Oddly enough, the low version kept this feature, and a direct comparison really demonstrates its superiority.
Black patent leather sits atop a white leather base, resulting in an extremely luxurious and flagrant look, accented by Royal Blue elements on the heel, outsole, and sock lining. To add a deluxe vintage touch, the sail laces, midsole and reversed-swoosh are dressed in a gorgeous off-white to resemble an aged, yellowed look.
To symbolize the two parties involved in this shoe’s creation, the heels feature embossed and mismatched logos of fragment design and Cactus Jack respectively.

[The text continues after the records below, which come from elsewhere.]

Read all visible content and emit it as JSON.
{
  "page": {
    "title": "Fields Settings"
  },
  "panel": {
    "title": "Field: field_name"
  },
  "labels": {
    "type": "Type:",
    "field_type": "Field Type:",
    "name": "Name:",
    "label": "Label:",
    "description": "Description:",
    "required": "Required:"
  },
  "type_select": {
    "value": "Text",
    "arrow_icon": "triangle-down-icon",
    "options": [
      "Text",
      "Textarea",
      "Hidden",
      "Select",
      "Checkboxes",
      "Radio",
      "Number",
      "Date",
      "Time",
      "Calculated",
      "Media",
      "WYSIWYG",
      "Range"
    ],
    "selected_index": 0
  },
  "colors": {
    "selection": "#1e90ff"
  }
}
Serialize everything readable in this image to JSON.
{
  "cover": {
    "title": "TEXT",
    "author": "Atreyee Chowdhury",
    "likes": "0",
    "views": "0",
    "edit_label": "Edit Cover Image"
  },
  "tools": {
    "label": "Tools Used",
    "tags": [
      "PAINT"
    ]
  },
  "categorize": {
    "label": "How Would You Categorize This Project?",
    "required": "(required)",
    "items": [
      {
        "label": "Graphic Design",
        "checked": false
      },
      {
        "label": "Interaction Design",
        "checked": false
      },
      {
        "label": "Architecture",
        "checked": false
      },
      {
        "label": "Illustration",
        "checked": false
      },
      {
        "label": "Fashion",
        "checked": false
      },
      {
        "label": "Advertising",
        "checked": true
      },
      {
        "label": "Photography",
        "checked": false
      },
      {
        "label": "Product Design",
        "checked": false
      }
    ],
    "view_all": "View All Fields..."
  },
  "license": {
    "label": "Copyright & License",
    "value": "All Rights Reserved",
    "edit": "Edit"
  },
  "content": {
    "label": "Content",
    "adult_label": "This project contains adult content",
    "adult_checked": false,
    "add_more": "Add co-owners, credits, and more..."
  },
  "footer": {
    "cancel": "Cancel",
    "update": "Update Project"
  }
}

Further, small text on the lateral midsole reads “Travis-Hiroshi”, paying homage to Hiroshi Fujiwara – head of fragment design – and Travis Scott, making sure you never forget who designed the beauty on your feet.
Fans only hoped that the quality of this sneaker would at least somewhat resemble that of the fragment Air Jordan 1 (2016), possibly the best Jordan 1 in terms of quality of all time.

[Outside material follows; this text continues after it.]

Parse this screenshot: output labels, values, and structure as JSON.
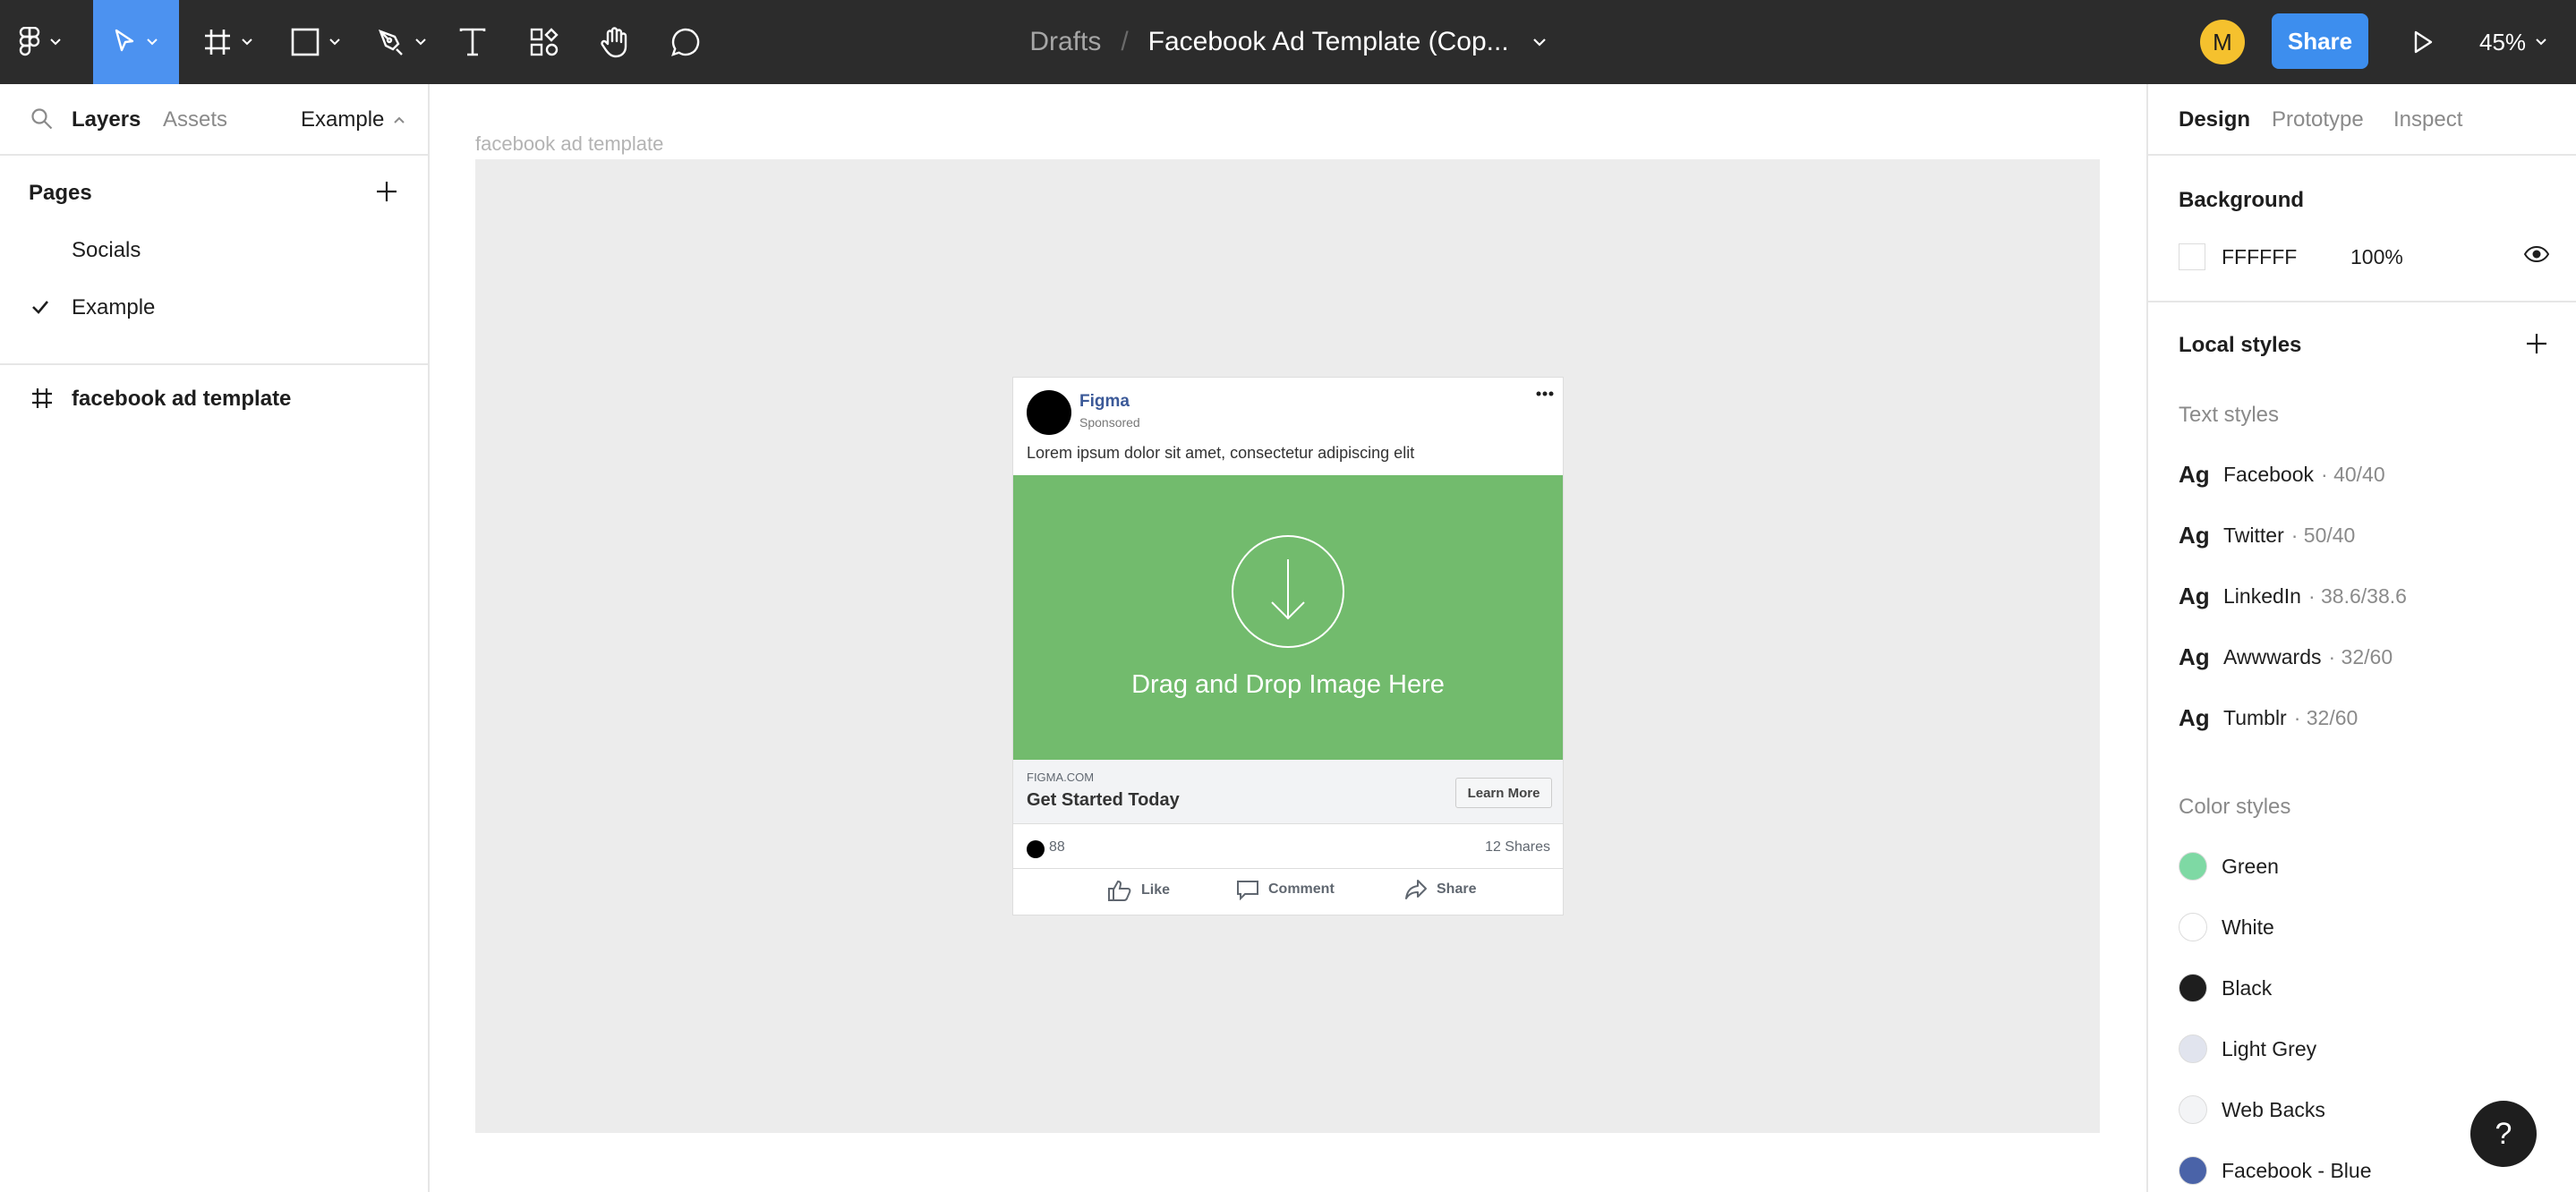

Indeed, fans were rewarded: the fragment design x Travis Scott Air Jordan 1 Low features some of the most high-end and premium-quality leather, with obvious focus on quality and durability in the finish. Stitching is flawless (which is unfortunately rare for Nike sneakers), there are no signs of excess glue or fabric anywhere – the sneaker is honestly sublime in terms of quality.
Look, it’s a Jordan 1 Low. And you’re not buying this sneaker to have a comfortable shoe to wear to work or gym (at least I hope not). It is not a New Balance 990, it cannot compare with Asics Gel, it is nowhere near a Foam RNNR. But Nike Air soles do provide the comfort you need.

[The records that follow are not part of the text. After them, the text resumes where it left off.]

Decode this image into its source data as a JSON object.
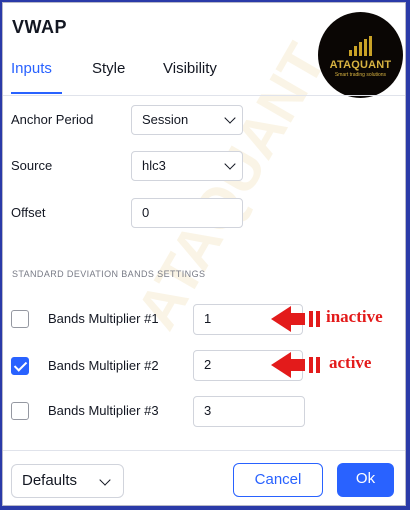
{
  "dialog": {
    "title": "VWAP"
  },
  "logo": {
    "brand": "ATAQUANT",
    "tagline": "Smart trading solutions",
    "watermark": "ATAQUANT"
  },
  "tabs": [
    {
      "label": "Inputs",
      "active": true
    },
    {
      "label": "Style",
      "active": false
    },
    {
      "label": "Visibility",
      "active": false
    }
  ],
  "inputs": {
    "anchor_period": {
      "label": "Anchor Period",
      "value": "Session"
    },
    "source": {
      "label": "Source",
      "value": "hlc3"
    },
    "offset": {
      "label": "Offset",
      "value": "0"
    }
  },
  "bands_section": {
    "heading": "STANDARD DEVIATION BANDS SETTINGS"
  },
  "bands": [
    {
      "label": "Bands Multiplier #1",
      "value": "1",
      "checked": false
    },
    {
      "label": "Bands Multiplier #2",
      "value": "2",
      "checked": true
    },
    {
      "label": "Bands Multiplier #3",
      "value": "3",
      "checked": false
    }
  ],
  "annotations": {
    "inactive": "inactive",
    "active": "active",
    "arrow_color": "#e31b1b"
  },
  "footer": {
    "defaults_label": "Defaults",
    "cancel_label": "Cancel",
    "ok_label": "Ok"
  },
  "colors": {
    "accent": "#2962ff",
    "border_outer": "#2a3aa8"
  }
}
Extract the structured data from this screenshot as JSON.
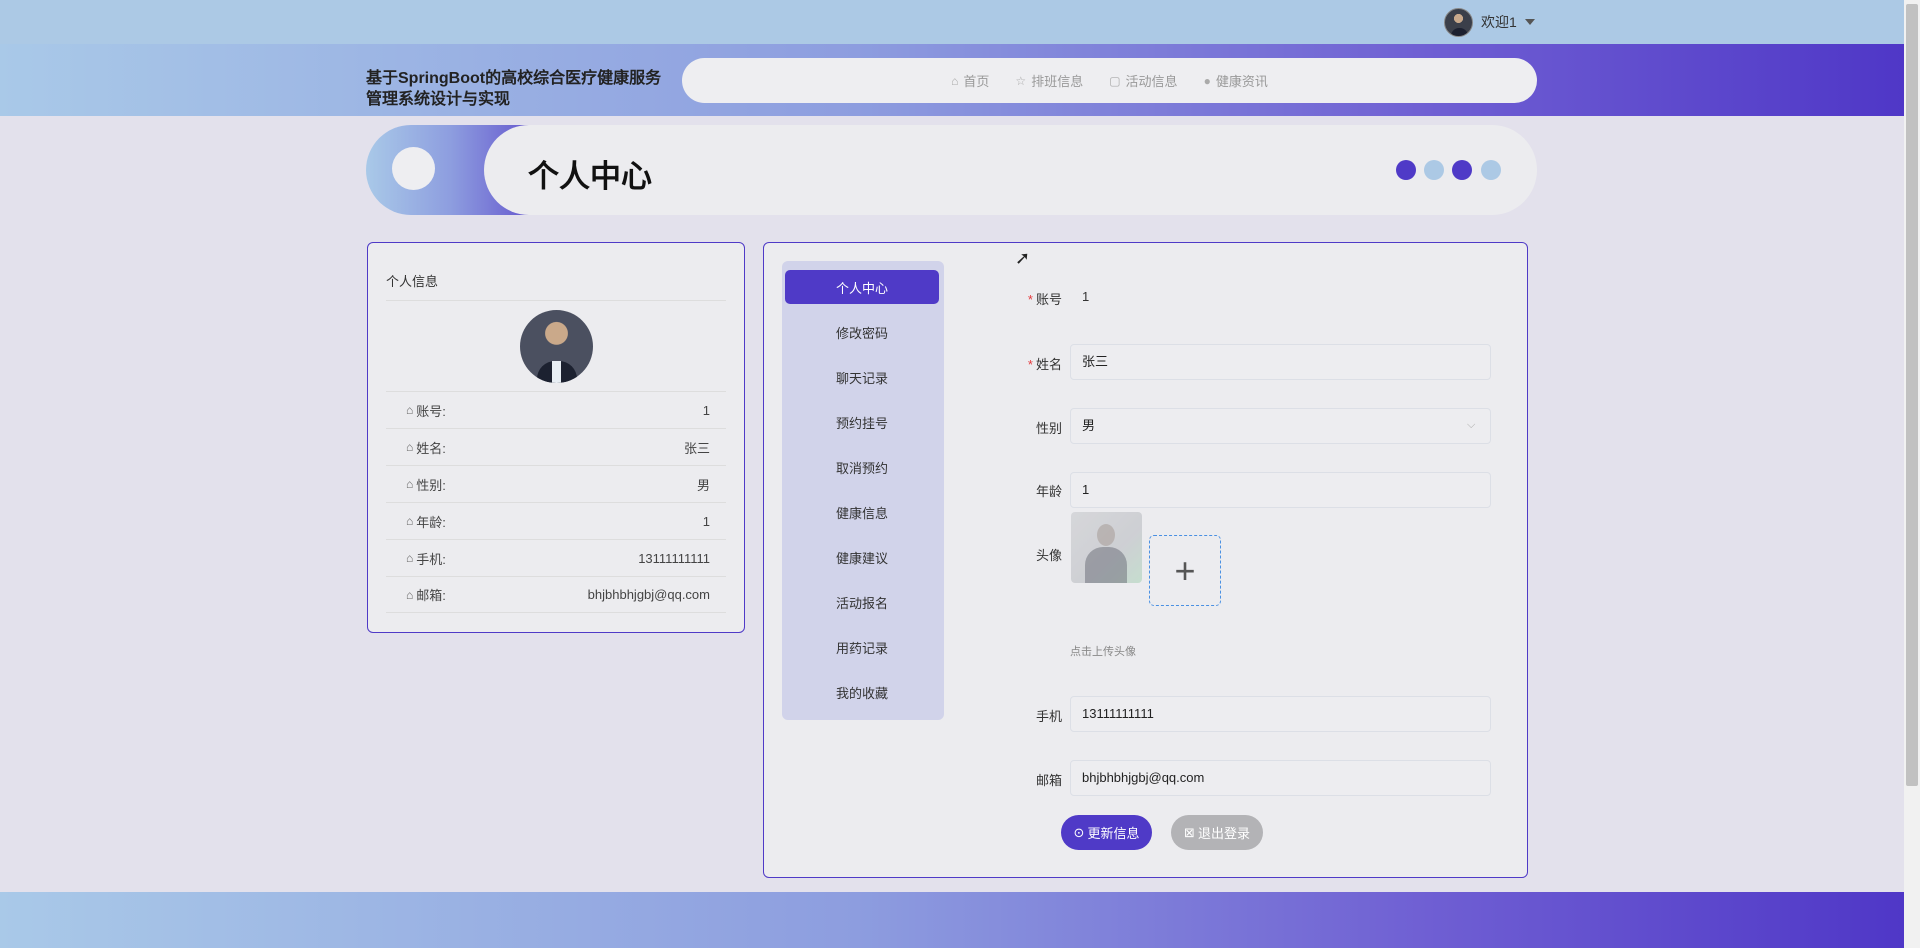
{
  "topbar": {
    "welcome": "欢迎1"
  },
  "header": {
    "site_title": "基于SpringBoot的高校综合医疗健康服务管理系统设计与实现",
    "nav": [
      {
        "label": "首页",
        "icon": "home-icon"
      },
      {
        "label": "排班信息",
        "icon": "star-icon"
      },
      {
        "label": "活动信息",
        "icon": "lock-icon"
      },
      {
        "label": "健康资讯",
        "icon": "info-icon"
      }
    ]
  },
  "banner": {
    "title": "个人中心",
    "dot_colors": [
      "#4f3ac7",
      "#acc9e5",
      "#4f3ac7",
      "#acc9e5"
    ]
  },
  "info_card": {
    "title": "个人信息",
    "rows": [
      {
        "label": "账号:",
        "value": "1"
      },
      {
        "label": "姓名:",
        "value": "张三"
      },
      {
        "label": "性别:",
        "value": "男"
      },
      {
        "label": "年龄:",
        "value": "1"
      },
      {
        "label": "手机:",
        "value": "13111111111"
      },
      {
        "label": "邮箱:",
        "value": "bhjbhbhjgbj@qq.com"
      }
    ]
  },
  "side_menu": [
    "个人中心",
    "修改密码",
    "聊天记录",
    "预约挂号",
    "取消预约",
    "健康信息",
    "健康建议",
    "活动报名",
    "用药记录",
    "我的收藏"
  ],
  "side_menu_active": 0,
  "form": {
    "account_label": "账号",
    "account_value": "1",
    "name_label": "姓名",
    "name_value": "张三",
    "gender_label": "性别",
    "gender_value": "男",
    "age_label": "年龄",
    "age_value": "1",
    "avatar_label": "头像",
    "upload_hint": "点击上传头像",
    "phone_label": "手机",
    "phone_value": "13111111111",
    "email_label": "邮箱",
    "email_value": "bhjbhbhjgbj@qq.com",
    "update_button": "更新信息",
    "logout_button": "退出登录"
  },
  "colors": {
    "accent": "#4f3ac7",
    "light_blue": "#acc9e5",
    "required": "#e4393c"
  }
}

After all, the sneaker was originally designed for Basketball, so you are certainly not walking on a stone-hard sole. In fact, many prefer a sturdier midsole, especially for longer wear, so this might actually be an advantage for some, depending on the use.
The upper nicely encapsulates your foot, with the high quality leather providing decent breathability and snugness. It is certainly not the most comfortable sneaker in the world, but unless you are taking it for a hike, it does its job of keeping your feet cozy and safe extremely well.
Many sneakers see extreme hype waves, but few sneakers objectively deserve it, and achieve to remain on the wave after months. This sneaker is one of them. The combination of Royal Blue, Black and White completed with an aged look cannot be hated upon, and with the influence of two of the biggest names in the sneaker industry right now, you are guaranteed to buy a shoe that will remain in the history books for years to come.
Do you prefer the Low or the High? Let us know in the comments below.
by Freddy Schwoerer of Drip Drops